Somewhere along the line Jerome Rohkar adopted the professional name Gray Gordon and he latched on to the tic toc rhythm that took the nation by storm. Bud said that the orchestra came to the attention of dancing America through broadcasts following an engagement at the Chicago Century of Progress (World's Fair) in 1938. Then he was booked at the prestigious Hotel Edison in New York City. From there he engaged in a country-wide tour of hotels, ballrooms, nightclubs and college proms. Clippings state that attendance at dance halls broke all records when his band played. In January, 1940, 32,000 people turned out for the Tic Toc Rhythm orchestra at an armory in Buffalo, N.Y. It made headlines across the nation.

Ken Wiegand of Freeport, who as a youth was a neighbor of Collman's, remembers that Gray Gordon and his orchestra played at the State and Lake Theater in Chicago, one of the four famous Chicago theaters that featured vaudeville acts in the 1930's. He said it was located just across the street from where the Chicago Theater is now located.

Gray Gordon's orchestra got another big break in 1938, Wiegand and Collman said. He had a hit performance at the Canadian Club, and Victor Records picked up on it. Gray Gordon and his Tic Toc Rhythm had at least a couple dozen hit records to their credit.
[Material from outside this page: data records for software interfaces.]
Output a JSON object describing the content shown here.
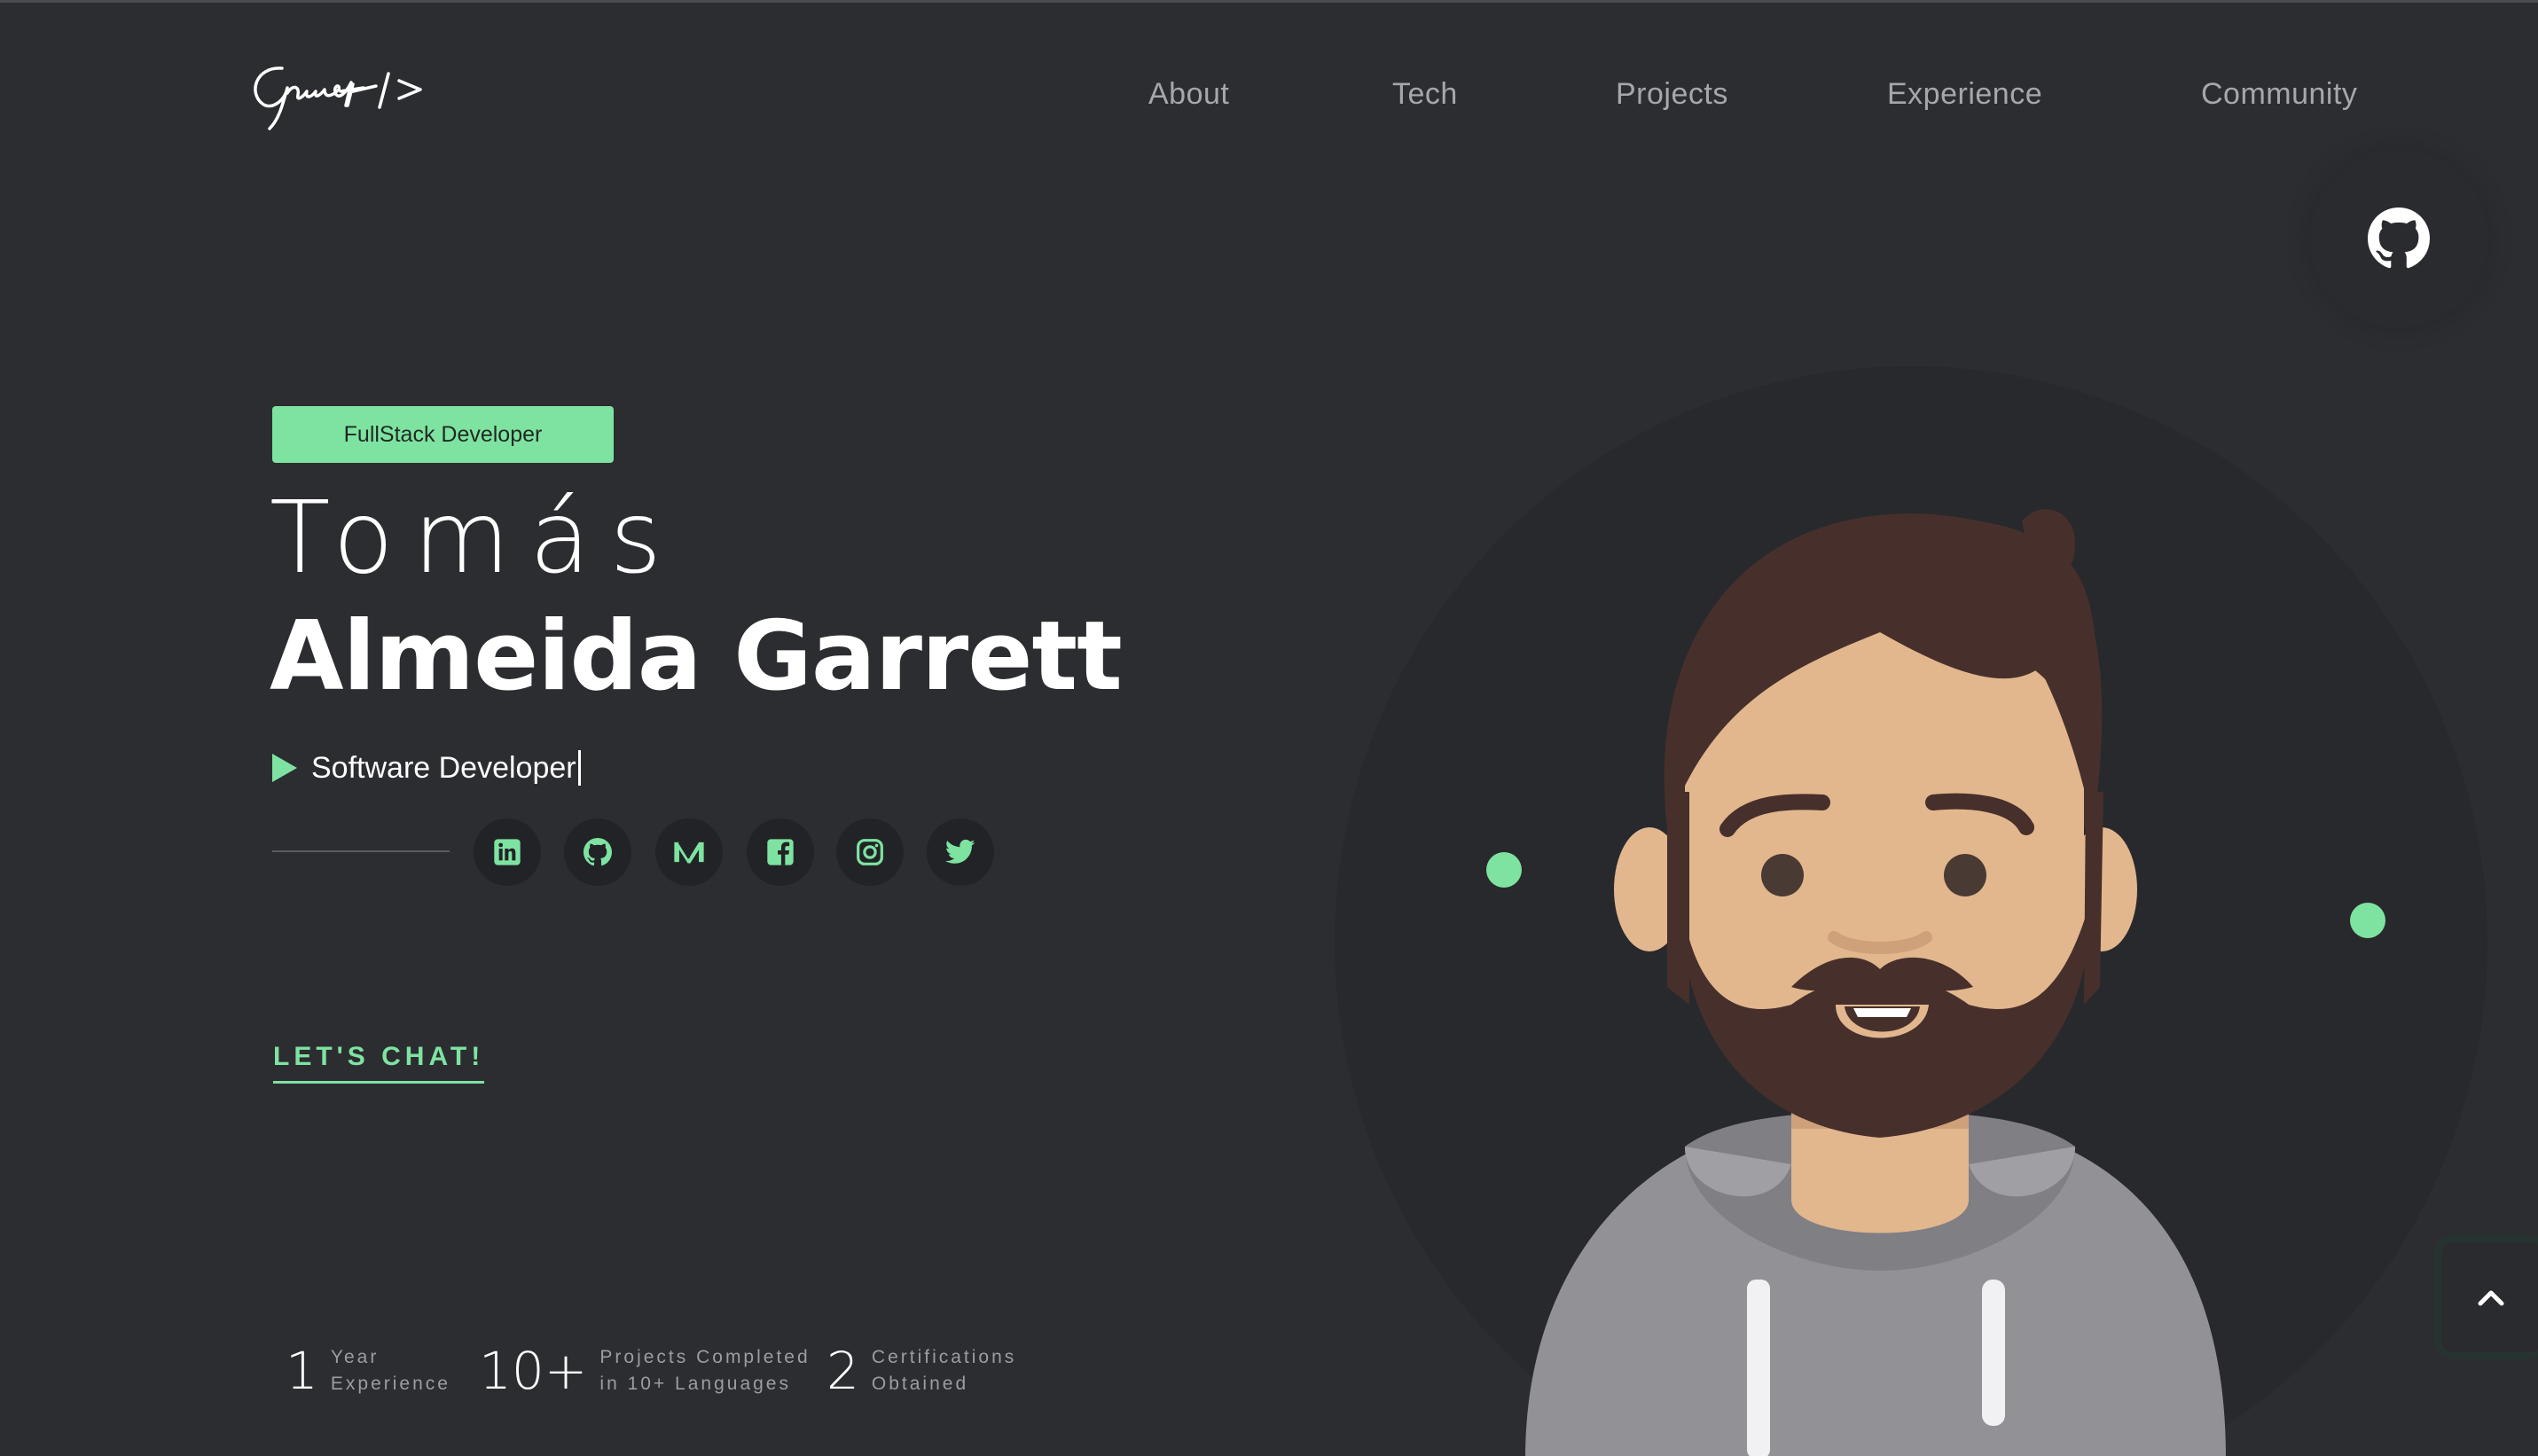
{
  "header": {
    "logo_text": "Garrett />",
    "nav": [
      {
        "label": "About"
      },
      {
        "label": "Tech"
      },
      {
        "label": "Projects"
      },
      {
        "label": "Experience"
      },
      {
        "label": "Community"
      }
    ]
  },
  "hero": {
    "badge": "FullStack Developer",
    "first_name": "Tomás",
    "last_name": "Almeida Garrett",
    "role": "Software Developer",
    "cta": "LET'S CHAT!",
    "social_icons": [
      "linkedin-icon",
      "github-icon",
      "medium-icon",
      "facebook-icon",
      "instagram-icon",
      "twitter-icon"
    ]
  },
  "stats": [
    {
      "number": "1",
      "label_line1": "Year",
      "label_line2": "Experience"
    },
    {
      "number": "10+",
      "label_line1": "Projects Completed",
      "label_line2": "in 10+ Languages"
    },
    {
      "number": "2",
      "label_line1": "Certifications",
      "label_line2": "Obtained"
    }
  ],
  "colors": {
    "background": "#2c2d31",
    "accent": "#7ee3a1",
    "nav_text": "#a6a7ab"
  }
}
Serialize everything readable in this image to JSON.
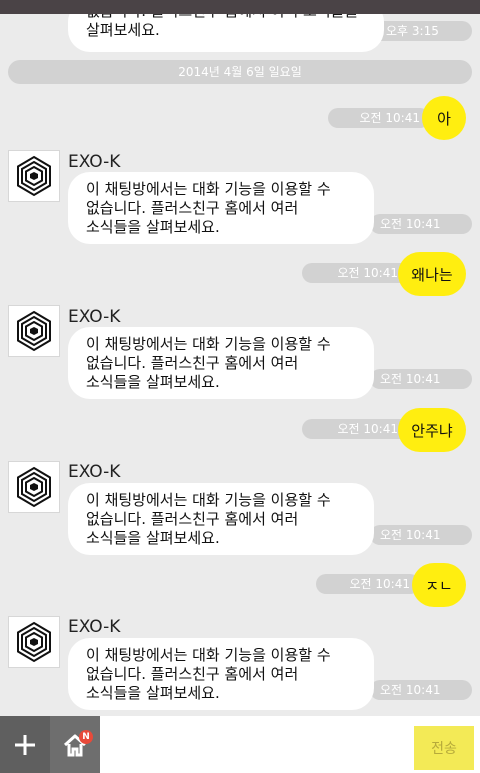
{
  "chat": {
    "top_partial": {
      "line1": "없습니다. 플러스친구 홈에서 여러 소식들을",
      "line2": "살펴보세요.",
      "time": "오후 3:15"
    },
    "date_divider": "2014년 4월 6일 일요일",
    "sender_name": "EXO-K",
    "system_message": {
      "line1": "이 채팅방에서는 대화 기능을 이용할 수",
      "line2": "없습니다. 플러스친구 홈에서 여러",
      "line3": "소식들을 살펴보세요."
    },
    "outgoing": [
      {
        "text": "아",
        "time": "오전 10:41"
      },
      {
        "text": "왜나는",
        "time": "오전 10:41"
      },
      {
        "text": "안주냐",
        "time": "오전 10:41"
      },
      {
        "text": "ㅈㄴ",
        "time": "오전 10:41"
      }
    ],
    "incoming_times": [
      "오전 10:41",
      "오전 10:41",
      "오전 10:41",
      "오전 10:41"
    ]
  },
  "input": {
    "plus_icon": "plus-icon",
    "home_icon": "home-icon",
    "badge": "N",
    "value": "",
    "send_label": "전송"
  },
  "colors": {
    "background": "#ebebeb",
    "outgoing_bubble": "#ffee10",
    "incoming_bubble": "#ffffff",
    "time_pill": "#d2d2d2",
    "send_button": "#f3ea56",
    "badge": "#e84a3a"
  }
}
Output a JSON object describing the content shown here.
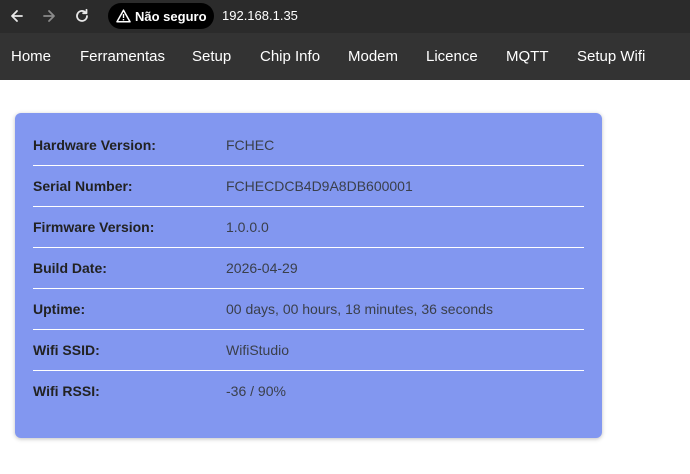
{
  "browser": {
    "security_label": "Não seguro",
    "address": "192.168.1.35"
  },
  "nav": {
    "items": [
      {
        "label": "Home"
      },
      {
        "label": "Ferramentas"
      },
      {
        "label": "Setup"
      },
      {
        "label": "Chip Info"
      },
      {
        "label": "Modem"
      },
      {
        "label": "Licence"
      },
      {
        "label": "MQTT"
      },
      {
        "label": "Setup Wifi"
      }
    ]
  },
  "info": {
    "rows": [
      {
        "label": "Hardware Version:",
        "value": "FCHEC"
      },
      {
        "label": "Serial Number:",
        "value": "FCHECDCB4D9A8DB600001"
      },
      {
        "label": "Firmware Version:",
        "value": "1.0.0.0"
      },
      {
        "label": "Build Date:",
        "value": "2026-04-29"
      },
      {
        "label": "Uptime:",
        "value": "00 days, 00 hours, 18 minutes, 36 seconds"
      },
      {
        "label": "Wifi SSID:",
        "value": "WifiStudio"
      },
      {
        "label": "Wifi RSSI:",
        "value": "-36 / 90%"
      }
    ]
  },
  "colors": {
    "browser_bar": "#2b2b2b",
    "nav_bar": "#333333",
    "card": "#8297f0"
  }
}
Among the more lasting were "I Am an American", "San Antonio Rose","Granada", and "Yankee Doodle Polka". "I Am an American" became the theme song for bond rallies before and during World War II.

In a radio interview with Gordon, taped a few years before his death in 1976, the bandleader stated that he had made a few short subject movies at the height of his career. His recording "Dancing on A Dime", was used in the movie, "Day of the Locust".

The New York Herald Tribune of June 10, 1941, carried a notice of his marriage to Noel Carter, a dancer and nightclub performer. The band became a regular feature of the Edison Hotel in New York and played there for six months out of the year. The rest of the year was spent on tour. The New York Daily Mirror, the publication with the largest circulation in the world at the time, paid tribute to Gray Gordon on January 23, 1940. It said "the Tic Toc maestro," and his orchestra, "is known for their broadcasts on all prominent networks" and "as filled engagements in the highest class theaters, hotels, summer and winter resorts, throughout the country".

On February 28, 1942, Gray Gordon and his 17-piece orchestra came to Freeport to play for a dance at the Masonic Temple. The Journal-Standard called it "one of the largest crowds of the season" and said those attending "enjoyed the excellent program of dance music in the ballroom". The celebrity and his wife were guests of his mother at her Winslow Street home.

World War II apparently interrupted his career and he never quite reached the heights he had attained earlier. In later years Gray Gordon became an agent for other musicians and had among his clientele Les Paul and Mary Ford, popular performing duo of the postwar era. Jerome Rohkar died July 24, 1976, of cancer. He's buried in Freeport's Oakland Cemetery along with his parents. His marriage had ended in divorce. There were no children. Variety magazine, journal of the entertainment world, carried a brief notice of his death.

Wiegand said there's an FM radio station in Fort Atkinson, Wisconsin, that still plays some of the Tic Toc Rhythm recordings once in a while. Bud Collman said that shortly before his cousin died he was in the process of closing up his affairs in New York to come back to Freeport. "As long as he had been away from Freeport," Collman said, "It was still his home. His feelings toward Freeport never changed."